By Chris McCarthy
Mention the term ‘revival,’ and Catholicism is not necessarily among the first images that come to mind.
St. James Church aims to change that perception.
This Wednesday though Saturday (March 16 -19), the parish will host a tent revival in the Cash Saver parking lot located in front of the pond off North 3rd Street in Gadsden.
Sponsored and organized by St. James Pastor Fr. Jose Chako and the Knights of Columbus, the evangelization event will begin at 6 p.m. on Wednesday-Friday and 5:30 p.m. on Saturday. The event will feature speakers, music and witnessing.
According to co-organizers John Larkins and Bob Roberts, the event’s two-pronged purpose is extending an invitation for fallen-away Catholics to return to the church while introducing non-Catholics to the unique graces provided by the church.
The local chapters of the Knights of Columbus and the Legion of Mary will be on hand to provide literature and sponsorship.
On Saturday, Palm Sunday service will be held at 7 p.m.
“I’m hoping that we can do these four days with a touch of mercy and humbleness and a sincere effort to call people to Christ,” said Roberts. “We don’t want to come across as proselytizing just for the sake of proselytizing. We want people to understand that Catholicism is not a cult, and that the church has a lot of mercy and a lot of forgiveness to offer.”

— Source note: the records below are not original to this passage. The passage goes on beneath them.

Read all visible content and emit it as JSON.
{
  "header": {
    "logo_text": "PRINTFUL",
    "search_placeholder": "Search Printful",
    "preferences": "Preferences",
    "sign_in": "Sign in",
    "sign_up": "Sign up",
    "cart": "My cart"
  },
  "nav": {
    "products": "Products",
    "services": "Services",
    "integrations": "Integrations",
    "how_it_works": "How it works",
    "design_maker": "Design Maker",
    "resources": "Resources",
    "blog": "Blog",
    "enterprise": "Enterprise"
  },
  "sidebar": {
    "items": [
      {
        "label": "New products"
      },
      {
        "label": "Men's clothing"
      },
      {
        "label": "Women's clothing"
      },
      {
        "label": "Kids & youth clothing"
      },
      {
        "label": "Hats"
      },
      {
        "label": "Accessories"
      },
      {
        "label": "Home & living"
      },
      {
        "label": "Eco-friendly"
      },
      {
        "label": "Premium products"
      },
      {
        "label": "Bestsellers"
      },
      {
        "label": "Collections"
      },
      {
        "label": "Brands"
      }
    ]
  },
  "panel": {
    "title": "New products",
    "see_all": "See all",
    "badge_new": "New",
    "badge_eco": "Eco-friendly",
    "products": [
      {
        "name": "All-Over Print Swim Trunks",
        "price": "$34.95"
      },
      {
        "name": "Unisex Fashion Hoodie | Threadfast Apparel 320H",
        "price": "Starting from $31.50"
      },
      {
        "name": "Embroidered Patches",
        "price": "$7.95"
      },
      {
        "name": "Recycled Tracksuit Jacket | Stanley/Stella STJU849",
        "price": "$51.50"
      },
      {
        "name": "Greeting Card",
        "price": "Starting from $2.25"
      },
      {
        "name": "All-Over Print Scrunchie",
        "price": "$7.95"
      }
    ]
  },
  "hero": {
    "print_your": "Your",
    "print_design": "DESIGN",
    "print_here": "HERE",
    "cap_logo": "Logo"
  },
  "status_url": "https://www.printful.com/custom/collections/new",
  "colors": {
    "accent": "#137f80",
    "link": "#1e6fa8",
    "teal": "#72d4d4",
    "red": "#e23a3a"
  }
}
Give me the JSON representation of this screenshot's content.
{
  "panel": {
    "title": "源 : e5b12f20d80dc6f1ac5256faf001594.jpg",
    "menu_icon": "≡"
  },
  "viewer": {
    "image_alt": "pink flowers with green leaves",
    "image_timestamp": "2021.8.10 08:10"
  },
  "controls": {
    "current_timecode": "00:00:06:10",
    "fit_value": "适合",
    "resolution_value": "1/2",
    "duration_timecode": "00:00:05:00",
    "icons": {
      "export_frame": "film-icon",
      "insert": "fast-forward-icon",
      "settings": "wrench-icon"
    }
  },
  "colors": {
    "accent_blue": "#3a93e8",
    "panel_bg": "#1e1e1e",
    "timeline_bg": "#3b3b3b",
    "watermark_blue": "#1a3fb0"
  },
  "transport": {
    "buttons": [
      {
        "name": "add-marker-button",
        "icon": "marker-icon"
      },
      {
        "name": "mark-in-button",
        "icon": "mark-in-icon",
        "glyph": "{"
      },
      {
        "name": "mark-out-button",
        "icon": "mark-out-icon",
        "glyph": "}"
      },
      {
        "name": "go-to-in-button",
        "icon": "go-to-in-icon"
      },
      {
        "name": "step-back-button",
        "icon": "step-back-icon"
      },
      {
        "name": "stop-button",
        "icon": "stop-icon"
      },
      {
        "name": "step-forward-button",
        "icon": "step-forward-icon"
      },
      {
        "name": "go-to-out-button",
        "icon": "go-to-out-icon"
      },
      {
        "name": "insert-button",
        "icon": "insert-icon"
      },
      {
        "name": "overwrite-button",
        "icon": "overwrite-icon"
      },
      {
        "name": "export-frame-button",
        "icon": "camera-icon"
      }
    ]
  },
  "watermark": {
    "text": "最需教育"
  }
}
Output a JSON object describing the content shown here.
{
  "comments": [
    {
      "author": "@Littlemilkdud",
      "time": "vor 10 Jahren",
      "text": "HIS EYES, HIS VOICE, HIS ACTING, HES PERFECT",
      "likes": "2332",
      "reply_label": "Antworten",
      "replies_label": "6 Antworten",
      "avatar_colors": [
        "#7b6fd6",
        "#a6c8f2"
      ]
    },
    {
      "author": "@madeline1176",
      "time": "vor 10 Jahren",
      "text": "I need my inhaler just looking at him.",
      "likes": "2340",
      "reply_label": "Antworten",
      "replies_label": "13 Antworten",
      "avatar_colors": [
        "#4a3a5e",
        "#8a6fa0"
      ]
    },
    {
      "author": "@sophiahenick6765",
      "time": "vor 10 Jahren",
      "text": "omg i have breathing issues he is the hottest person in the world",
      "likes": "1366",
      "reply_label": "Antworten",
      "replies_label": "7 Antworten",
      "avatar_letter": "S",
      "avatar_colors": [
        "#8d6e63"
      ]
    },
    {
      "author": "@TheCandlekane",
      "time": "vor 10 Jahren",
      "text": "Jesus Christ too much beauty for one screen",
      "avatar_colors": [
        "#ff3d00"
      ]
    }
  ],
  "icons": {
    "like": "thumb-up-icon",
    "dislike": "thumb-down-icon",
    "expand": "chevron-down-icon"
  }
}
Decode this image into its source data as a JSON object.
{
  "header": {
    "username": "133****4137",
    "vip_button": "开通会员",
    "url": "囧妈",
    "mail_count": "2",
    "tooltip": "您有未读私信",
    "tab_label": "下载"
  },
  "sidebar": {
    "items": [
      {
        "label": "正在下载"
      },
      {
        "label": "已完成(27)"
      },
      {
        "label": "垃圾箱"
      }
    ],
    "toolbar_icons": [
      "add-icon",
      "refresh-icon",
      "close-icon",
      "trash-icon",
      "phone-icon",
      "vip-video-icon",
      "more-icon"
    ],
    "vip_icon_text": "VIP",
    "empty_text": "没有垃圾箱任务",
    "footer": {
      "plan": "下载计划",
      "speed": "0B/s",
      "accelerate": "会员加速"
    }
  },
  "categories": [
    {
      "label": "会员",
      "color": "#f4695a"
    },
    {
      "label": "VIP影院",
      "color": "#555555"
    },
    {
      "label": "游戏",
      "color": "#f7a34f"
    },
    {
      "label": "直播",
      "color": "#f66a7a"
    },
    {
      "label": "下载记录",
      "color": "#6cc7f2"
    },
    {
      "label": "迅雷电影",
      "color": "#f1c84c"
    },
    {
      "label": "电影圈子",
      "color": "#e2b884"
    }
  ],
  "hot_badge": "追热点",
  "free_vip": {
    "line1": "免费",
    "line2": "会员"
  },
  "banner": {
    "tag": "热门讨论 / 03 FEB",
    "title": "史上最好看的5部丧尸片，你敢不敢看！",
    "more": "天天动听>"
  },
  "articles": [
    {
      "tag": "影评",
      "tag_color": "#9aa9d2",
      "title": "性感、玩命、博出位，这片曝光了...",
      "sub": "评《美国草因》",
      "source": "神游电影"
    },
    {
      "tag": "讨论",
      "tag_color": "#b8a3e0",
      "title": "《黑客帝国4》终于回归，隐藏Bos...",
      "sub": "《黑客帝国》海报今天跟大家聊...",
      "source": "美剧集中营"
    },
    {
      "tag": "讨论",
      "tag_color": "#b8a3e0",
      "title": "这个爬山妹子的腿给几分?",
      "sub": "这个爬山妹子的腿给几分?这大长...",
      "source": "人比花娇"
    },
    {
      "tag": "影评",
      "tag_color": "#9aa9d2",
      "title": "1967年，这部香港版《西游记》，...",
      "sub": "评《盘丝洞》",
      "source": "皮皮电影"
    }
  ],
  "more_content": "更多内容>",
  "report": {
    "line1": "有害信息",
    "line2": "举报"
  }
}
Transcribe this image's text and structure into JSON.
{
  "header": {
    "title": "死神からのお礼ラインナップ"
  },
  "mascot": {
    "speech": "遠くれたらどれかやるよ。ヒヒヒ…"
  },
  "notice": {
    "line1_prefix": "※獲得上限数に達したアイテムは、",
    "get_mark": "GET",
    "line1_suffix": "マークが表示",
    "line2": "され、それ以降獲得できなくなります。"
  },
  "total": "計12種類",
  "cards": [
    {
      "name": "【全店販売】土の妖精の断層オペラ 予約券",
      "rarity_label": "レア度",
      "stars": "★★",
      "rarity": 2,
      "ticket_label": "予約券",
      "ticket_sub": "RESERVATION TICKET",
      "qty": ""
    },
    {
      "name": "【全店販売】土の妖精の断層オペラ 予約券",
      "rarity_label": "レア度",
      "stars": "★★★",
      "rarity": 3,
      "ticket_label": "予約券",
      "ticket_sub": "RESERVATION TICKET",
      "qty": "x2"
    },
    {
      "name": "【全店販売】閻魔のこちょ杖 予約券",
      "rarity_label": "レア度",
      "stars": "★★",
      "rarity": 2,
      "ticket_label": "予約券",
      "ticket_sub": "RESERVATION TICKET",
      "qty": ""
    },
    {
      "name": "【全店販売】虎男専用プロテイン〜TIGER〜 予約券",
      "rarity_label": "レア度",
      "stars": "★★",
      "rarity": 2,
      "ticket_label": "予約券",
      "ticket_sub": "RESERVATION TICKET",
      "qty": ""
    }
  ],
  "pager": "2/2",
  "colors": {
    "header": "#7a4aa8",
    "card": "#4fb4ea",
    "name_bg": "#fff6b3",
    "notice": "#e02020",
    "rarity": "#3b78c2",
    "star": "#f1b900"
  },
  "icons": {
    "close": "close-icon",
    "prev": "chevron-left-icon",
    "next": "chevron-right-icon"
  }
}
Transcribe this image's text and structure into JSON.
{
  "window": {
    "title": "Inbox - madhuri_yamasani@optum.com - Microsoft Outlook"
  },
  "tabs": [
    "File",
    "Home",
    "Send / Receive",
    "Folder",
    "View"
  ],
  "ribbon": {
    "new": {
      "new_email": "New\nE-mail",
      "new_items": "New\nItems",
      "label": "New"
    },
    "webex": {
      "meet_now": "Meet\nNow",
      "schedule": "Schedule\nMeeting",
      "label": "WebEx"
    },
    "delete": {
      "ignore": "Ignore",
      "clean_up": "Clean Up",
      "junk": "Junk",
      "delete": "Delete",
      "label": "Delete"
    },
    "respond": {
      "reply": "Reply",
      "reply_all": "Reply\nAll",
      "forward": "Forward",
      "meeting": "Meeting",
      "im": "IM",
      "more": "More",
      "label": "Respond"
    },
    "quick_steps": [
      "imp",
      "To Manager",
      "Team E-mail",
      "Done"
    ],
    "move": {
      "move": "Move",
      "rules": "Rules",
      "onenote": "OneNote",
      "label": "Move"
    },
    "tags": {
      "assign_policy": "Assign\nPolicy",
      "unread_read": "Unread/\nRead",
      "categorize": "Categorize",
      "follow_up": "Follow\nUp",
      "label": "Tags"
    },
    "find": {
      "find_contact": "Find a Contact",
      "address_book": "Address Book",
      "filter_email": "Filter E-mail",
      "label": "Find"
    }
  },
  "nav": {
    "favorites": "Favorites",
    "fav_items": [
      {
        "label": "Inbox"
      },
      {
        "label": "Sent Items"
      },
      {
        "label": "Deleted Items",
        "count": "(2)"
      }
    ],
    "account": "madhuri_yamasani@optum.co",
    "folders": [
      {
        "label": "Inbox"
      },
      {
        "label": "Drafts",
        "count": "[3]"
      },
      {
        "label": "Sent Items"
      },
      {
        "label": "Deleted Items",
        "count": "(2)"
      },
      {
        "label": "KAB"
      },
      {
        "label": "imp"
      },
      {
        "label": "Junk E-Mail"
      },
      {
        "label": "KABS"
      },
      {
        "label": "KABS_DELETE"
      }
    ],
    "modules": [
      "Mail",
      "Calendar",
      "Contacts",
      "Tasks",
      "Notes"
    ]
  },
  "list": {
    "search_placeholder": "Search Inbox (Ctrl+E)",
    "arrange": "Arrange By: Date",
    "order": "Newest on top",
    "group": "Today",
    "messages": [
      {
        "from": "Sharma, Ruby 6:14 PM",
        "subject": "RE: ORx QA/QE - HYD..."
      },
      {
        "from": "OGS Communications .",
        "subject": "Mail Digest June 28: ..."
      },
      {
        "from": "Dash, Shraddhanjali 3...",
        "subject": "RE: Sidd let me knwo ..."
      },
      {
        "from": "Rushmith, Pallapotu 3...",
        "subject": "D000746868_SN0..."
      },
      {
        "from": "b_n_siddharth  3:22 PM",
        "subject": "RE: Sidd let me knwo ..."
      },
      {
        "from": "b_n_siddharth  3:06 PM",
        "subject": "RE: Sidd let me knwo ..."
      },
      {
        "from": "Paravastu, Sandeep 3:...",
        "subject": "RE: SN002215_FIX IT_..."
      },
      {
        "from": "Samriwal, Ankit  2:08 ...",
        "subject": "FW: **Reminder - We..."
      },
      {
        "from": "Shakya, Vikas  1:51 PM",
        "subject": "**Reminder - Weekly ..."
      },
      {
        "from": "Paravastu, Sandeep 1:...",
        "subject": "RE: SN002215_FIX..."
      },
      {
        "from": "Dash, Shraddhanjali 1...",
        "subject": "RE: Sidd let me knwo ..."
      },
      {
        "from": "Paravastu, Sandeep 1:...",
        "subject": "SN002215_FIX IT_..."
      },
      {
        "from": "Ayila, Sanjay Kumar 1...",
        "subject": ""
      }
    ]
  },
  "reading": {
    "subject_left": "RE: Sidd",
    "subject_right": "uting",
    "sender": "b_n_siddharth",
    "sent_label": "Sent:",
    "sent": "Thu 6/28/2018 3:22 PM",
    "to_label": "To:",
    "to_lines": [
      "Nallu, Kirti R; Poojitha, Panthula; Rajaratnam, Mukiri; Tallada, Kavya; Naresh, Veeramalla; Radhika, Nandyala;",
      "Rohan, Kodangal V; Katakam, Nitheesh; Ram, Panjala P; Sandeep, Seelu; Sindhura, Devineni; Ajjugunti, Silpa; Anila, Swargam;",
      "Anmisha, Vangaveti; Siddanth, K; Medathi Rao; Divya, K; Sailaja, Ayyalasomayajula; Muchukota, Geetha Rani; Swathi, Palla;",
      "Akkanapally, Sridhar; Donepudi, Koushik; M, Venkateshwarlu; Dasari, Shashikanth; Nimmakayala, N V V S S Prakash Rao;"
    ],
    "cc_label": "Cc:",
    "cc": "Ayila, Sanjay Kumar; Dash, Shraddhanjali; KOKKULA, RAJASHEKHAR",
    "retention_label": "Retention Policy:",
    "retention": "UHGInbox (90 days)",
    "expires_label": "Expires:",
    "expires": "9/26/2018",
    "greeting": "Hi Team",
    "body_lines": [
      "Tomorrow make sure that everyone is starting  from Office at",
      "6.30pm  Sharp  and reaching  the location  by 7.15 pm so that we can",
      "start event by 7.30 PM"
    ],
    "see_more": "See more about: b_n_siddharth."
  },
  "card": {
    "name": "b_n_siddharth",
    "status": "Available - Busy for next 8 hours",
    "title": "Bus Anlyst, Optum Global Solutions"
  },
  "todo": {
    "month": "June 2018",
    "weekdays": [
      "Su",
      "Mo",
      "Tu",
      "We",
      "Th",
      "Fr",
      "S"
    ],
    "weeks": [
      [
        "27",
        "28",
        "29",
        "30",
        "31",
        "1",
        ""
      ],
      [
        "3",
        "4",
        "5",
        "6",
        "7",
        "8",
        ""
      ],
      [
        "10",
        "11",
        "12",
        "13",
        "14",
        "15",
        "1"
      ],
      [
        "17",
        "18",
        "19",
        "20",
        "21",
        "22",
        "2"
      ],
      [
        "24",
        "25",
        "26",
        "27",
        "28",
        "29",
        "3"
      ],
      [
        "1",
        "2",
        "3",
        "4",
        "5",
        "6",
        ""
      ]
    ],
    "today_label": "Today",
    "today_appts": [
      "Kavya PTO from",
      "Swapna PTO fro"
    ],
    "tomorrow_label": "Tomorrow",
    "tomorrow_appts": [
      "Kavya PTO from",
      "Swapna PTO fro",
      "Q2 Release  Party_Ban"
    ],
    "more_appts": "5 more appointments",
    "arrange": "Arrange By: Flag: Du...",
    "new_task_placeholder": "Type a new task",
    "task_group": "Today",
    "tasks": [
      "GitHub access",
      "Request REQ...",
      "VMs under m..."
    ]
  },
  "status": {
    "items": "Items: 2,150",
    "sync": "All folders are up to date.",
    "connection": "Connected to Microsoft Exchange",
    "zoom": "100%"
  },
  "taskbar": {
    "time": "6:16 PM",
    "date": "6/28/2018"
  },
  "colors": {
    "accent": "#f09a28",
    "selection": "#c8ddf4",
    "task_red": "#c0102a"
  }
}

Wednesday’s speaker will be Dr. David Anders, a Catholic Catechist who is host of the weekly EWTN program, Called to Communion. Dr. Anders was raised a Presbyterian and became Catholic after studying Reformation history.
Thursday’s speaker is John Martignoni, a leading Catholic apologist who is founder and president of the Bible Christian Society, which is dedicated to explaining and defending the Scriptural foundations of the Catholic Faith. He is the host of the weekly EWTN program Open Line.
Friday’s bilingual speaker will be Fr. Alex Steinmiller, the president of Holy Family Cristo Rey Catholic High School in Birmingham. Fr. Alex worked for 25 years in the public school system in Detroit, Mich., and San Antonio. Tex.
Saturday’s speaker will be Tom Peterson, a former advertising executive based in Roswell, Ga., who is the founder of Catholics Come Home.
Martignoni, Dr. Anders and Fr. Steinmuiler both have spoken at St. James in the past.
“We don’t want to make protestants feel that they have to believe everything we say,” said Roberts. “If we can touch one little nerve in their body to start thinking about what we’ve said, then we’ve accomplished our mission. Our other goal is to bring fallen-away Catholics back to the church, and that includes many in the Hispanic community.”
“This is a 98 percent Protestant state, so we were thinking of a way that would resonate with our fellow Alabamians,” added Larkins.
Roberts pointed out that he researched and could not find any evidence of a prior Catholic revival event, so St. James might very well be breaking new ground in church history in the United States.
“I was reading the Gospel one day, and I found that Jesus commanded his Apostles to go out and minister to His flock, and I’m sure that 2,000 years ago they ministered under some sort of tent,” said Roberts. “So we’re just taking over where they left off. This is about following the true message of Christ and what we are expected to do to spread that message. If you look at the Gospels, Jesus told it like it was. Somewhere between 2,000 years ago and today, many Catholics have forgotten what their duties are.”
Larkins noted that an organization out of Detroit, Mich., called St. Paul’s Street Evangelization, provided inspiration for the event.
“These guys are very simple-minded and authentic, and they have reached a lot of people on a national level preaching the gospel,” said Larkins. “It just shows that people are hungry for Jesus. We want to stress that although Catholic people – including the Pope – fall into sin, the Catholic Church does not. We may have a price to pay here on earth, but Christ has absolved us of our sins.”
Larkins and Roberts completed a course that certifies them as evangelists in the Diocese of Birmingham. The duo takes to the streets with an information booth on many Friday afternoons as well as during the monthly First Friday event on Broad Street in downtown Gadsden.
“We want to share the good news that Jesus is the mechanism for us to save our souls,” said Larkins. “The best thing we can ask for is for people think and ask questions.”
For more information about the event, call 256-485-2029.